Massage Today
Massage Today dotted line
dotted line

dotted line
Share |
  Forward PDF Version  
Massage Today
August, 2006, Vol. 06, Issue 08

Tennis Elbow

By Ben Benjamin, PhD

Question: If resisted extension of the wrist causes pain at the elbow, what structure is most likely to be injured?

Answer: The extensor carpi radialis brevis mechanism.

Pain at the outside of the elbow on resisted extension of the wrist is the telltale indicator of tennis elbow.

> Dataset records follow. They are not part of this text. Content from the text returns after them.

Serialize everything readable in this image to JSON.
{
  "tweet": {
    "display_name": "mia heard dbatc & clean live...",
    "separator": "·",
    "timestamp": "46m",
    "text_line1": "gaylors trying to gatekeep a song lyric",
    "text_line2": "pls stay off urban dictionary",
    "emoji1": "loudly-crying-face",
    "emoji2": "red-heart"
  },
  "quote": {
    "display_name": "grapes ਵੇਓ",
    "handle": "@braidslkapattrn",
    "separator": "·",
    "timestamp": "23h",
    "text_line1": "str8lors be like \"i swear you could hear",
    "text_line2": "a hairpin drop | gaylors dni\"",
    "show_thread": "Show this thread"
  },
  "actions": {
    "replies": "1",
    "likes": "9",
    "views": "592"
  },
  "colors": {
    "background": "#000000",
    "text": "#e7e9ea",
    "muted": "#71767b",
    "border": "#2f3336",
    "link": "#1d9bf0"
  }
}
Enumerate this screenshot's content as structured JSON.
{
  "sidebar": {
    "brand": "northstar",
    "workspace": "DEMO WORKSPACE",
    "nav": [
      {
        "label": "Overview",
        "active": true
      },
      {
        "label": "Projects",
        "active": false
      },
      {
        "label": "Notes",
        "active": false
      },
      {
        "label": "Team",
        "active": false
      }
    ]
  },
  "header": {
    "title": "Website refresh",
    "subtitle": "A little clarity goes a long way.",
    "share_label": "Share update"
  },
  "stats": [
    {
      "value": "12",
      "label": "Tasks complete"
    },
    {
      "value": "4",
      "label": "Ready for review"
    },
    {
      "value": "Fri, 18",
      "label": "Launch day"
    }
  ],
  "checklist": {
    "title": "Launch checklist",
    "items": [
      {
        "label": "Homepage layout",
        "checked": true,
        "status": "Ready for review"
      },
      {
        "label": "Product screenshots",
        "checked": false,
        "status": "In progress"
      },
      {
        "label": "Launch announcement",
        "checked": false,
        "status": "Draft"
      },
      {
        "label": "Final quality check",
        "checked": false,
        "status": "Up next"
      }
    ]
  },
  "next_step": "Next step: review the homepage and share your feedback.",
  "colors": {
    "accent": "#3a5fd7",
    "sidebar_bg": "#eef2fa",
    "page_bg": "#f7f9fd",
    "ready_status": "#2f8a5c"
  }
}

This injury involves a slight tear or inflammation of either the extensor carpi radialis brevis or the extensor carpi radialis longus. Over 90 percent of the time, it's the brevis that's the culprit. The most common configuration is a V-shaped tear at the tenoperiosteal junction of the brevis tendon, right on the lateral epicondyle of the humerus. To locate this spot, lean sideways against a wall and bend your arm as though you were going to shake hands with someone. The bony protrusion you feel is the lateral epicondyle.

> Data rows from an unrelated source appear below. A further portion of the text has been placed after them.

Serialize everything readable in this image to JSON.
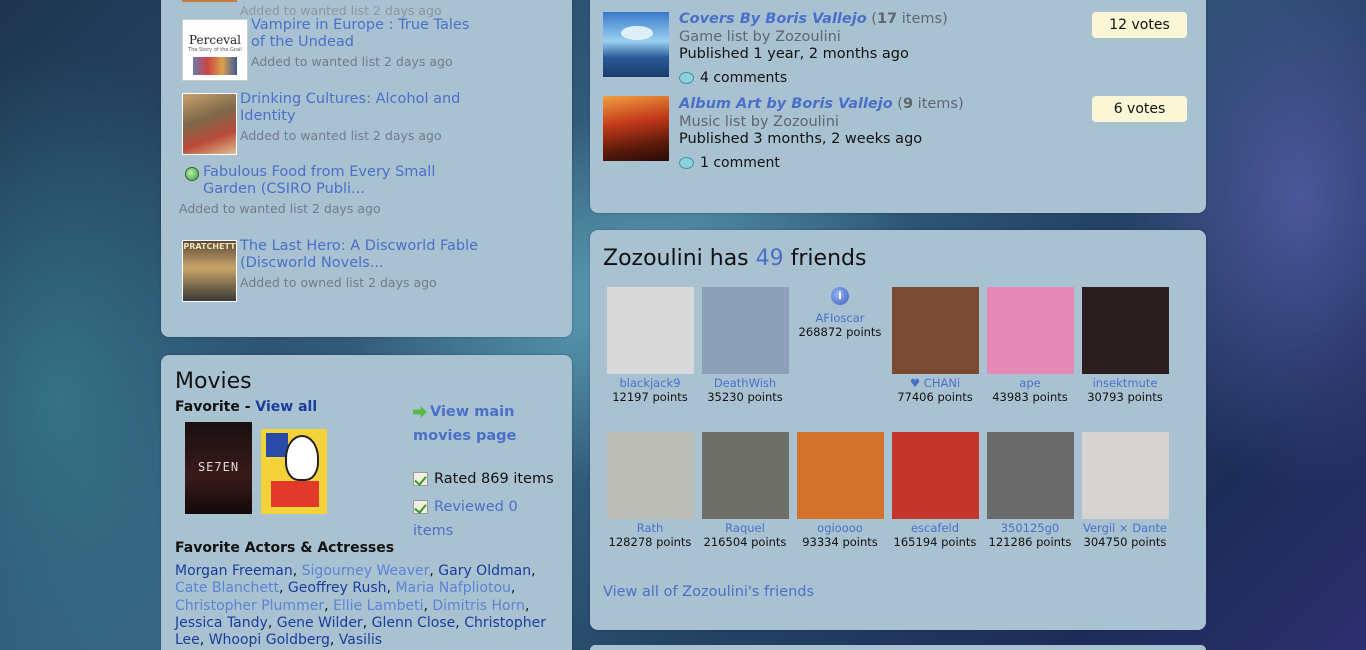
{
  "wanted": {
    "top_meta": "Added to wanted list 2 days ago",
    "items": [
      {
        "title": "Vampire in Europe : True Tales of the Undead",
        "meta": "Added to wanted list 2 days ago",
        "cover_title": "Perceval",
        "cover_sub": "The Story of the Grail"
      },
      {
        "title": "Drinking Cultures: Alcohol and Identity",
        "meta": "Added to wanted list 2 days ago"
      },
      {
        "title": "Fabulous Food from Every Small Garden (CSIRO Publi...",
        "meta": "Added to wanted list 2 days ago"
      },
      {
        "title": "The Last Hero: A Discworld Fable (Discworld Novels...",
        "meta": "Added to owned list 2 days ago",
        "cover_title": "PRATCHETT"
      }
    ]
  },
  "movies": {
    "heading": "Movies",
    "favorite_label": "Favorite",
    "favorite_sep": " - ",
    "view_all": "View all",
    "view_main": "View main movies page",
    "rated": "Rated 869 items",
    "reviewed": "Reviewed 0 items",
    "poster1_title": "SE7EN",
    "actors_heading": "Favorite Actors & Actresses",
    "actors": [
      {
        "name": "Morgan Freeman",
        "style": "dark"
      },
      {
        "name": "Sigourney Weaver",
        "style": "light"
      },
      {
        "name": "Gary Oldman",
        "style": "dark"
      },
      {
        "name": "Cate Blanchett",
        "style": "light"
      },
      {
        "name": "Geoffrey Rush",
        "style": "dark"
      },
      {
        "name": "Maria Nafpliotou",
        "style": "light"
      },
      {
        "name": "Christopher Plummer",
        "style": "light"
      },
      {
        "name": "Ellie Lambeti",
        "style": "light"
      },
      {
        "name": "Dimitris Horn",
        "style": "light"
      },
      {
        "name": "Jessica Tandy",
        "style": "dark"
      },
      {
        "name": "Gene Wilder",
        "style": "dark"
      },
      {
        "name": "Glenn Close",
        "style": "dark"
      },
      {
        "name": "Christopher Lee",
        "style": "dark"
      },
      {
        "name": "Whoopi Goldberg",
        "style": "dark"
      },
      {
        "name": "Vasilis",
        "style": "dark"
      }
    ]
  },
  "lists": [
    {
      "title": "Covers By Boris Vallejo",
      "count_open": " (",
      "count": "17",
      "count_close": " items)",
      "type": "Game list by Zozoulini",
      "published": "Published 1 year, 2 months ago",
      "comments": "4 comments",
      "votes": "12 votes"
    },
    {
      "title": "Album Art by Boris Vallejo",
      "count_open": " (",
      "count": "9",
      "count_close": " items)",
      "type": "Music list by Zozoulini",
      "published": "Published 3 months, 2 weeks ago",
      "comments": "1 comment",
      "votes": "6 votes"
    }
  ],
  "friends": {
    "heading_pre": "Zozoulini has ",
    "count": "49",
    "heading_post": " friends",
    "view_all": "View all of Zozoulini's friends",
    "people": [
      {
        "name": "blackjack9",
        "points": "12197 points",
        "color": "#d9d9d9"
      },
      {
        "name": "DeathWish",
        "points": "35230 points",
        "color": "#8ea0b8"
      },
      {
        "name": "AFIoscar",
        "points": "268872 points",
        "color": ""
      },
      {
        "name": "♥ CHANi",
        "points": "77406 points",
        "color": "#7a4a32"
      },
      {
        "name": "ape",
        "points": "43983 points",
        "color": "#e58ab6"
      },
      {
        "name": "insektmute",
        "points": "30793 points",
        "color": "#2b1e1e"
      },
      {
        "name": "Rath",
        "points": "128278 points",
        "color": "#bdbdb8"
      },
      {
        "name": "Raquel",
        "points": "216504 points",
        "color": "#6e7068"
      },
      {
        "name": "ogioooo",
        "points": "93334 points",
        "color": "#d3722c"
      },
      {
        "name": "escafeld",
        "points": "165194 points",
        "color": "#c2362b"
      },
      {
        "name": "350125g0",
        "points": "121286 points",
        "color": "#6a6a6a"
      },
      {
        "name": "Vergil × Dante",
        "points": "304750 points",
        "color": "#d7d3d0"
      }
    ]
  }
}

Tennis Elbow tear. - Copyright – Stock Photo / Register Mark Tennis elbows V-shaped tear. In the beginning, pain from tennis elbow is hardly discernible, but it increases significantly after about two weeks. During this time, the tendon has suffered hundreds of microtears with normal activity and/or sports, building a larger, painful, V-shaped scar. Often, individuals suffering from tennis elbow will experience pain on such simple movements as opening a door, shaking hands or combing their hair. They may be unable to carry any item with the affected arm; picking something up can cause such intense, sudden pain that they automatically drop it. Typically, resisted extension of the wrist also is very painful. Do this test gently at first, and increase the force only if no discomfort is felt.

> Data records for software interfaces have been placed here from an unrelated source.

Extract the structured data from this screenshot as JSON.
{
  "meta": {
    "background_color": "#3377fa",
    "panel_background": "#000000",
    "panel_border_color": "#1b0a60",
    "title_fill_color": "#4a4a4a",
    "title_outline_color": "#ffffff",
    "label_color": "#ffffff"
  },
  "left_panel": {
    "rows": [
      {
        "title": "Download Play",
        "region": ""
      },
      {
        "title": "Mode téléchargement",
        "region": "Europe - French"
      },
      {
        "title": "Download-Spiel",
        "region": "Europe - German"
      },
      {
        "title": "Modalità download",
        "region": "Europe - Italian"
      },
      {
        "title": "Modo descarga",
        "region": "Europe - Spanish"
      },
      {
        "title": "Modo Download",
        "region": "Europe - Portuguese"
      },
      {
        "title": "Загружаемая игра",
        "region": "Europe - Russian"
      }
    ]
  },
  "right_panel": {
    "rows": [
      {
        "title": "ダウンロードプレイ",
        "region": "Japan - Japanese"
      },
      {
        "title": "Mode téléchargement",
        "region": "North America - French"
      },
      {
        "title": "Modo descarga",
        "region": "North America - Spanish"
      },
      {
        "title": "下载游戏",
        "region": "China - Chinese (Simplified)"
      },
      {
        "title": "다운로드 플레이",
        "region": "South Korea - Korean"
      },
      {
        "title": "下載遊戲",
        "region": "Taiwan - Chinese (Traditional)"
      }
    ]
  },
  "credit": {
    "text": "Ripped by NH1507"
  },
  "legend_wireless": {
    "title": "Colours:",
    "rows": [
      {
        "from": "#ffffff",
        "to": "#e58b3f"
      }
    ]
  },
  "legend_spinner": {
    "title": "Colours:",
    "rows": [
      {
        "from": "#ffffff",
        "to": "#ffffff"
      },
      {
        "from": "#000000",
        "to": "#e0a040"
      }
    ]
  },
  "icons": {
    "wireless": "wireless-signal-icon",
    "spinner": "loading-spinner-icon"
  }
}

Without treatment, tennis elbow generally lasts a long time, often lingering for a year or two. The V-shaped tear makes healing quite difficult, since the narrower bottom of the V heals more quickly than the top portion. At the top of the tear, the new tissue has a greater distance to span and is therefore weaker. This uneven healing makes a person feel better before the tendon is fully knitted together, so it's easy to re-injure it, which causes scarring.


Click here for more information about Ben Benjamin, PhD.

 

comments powered by Disqus
dotted line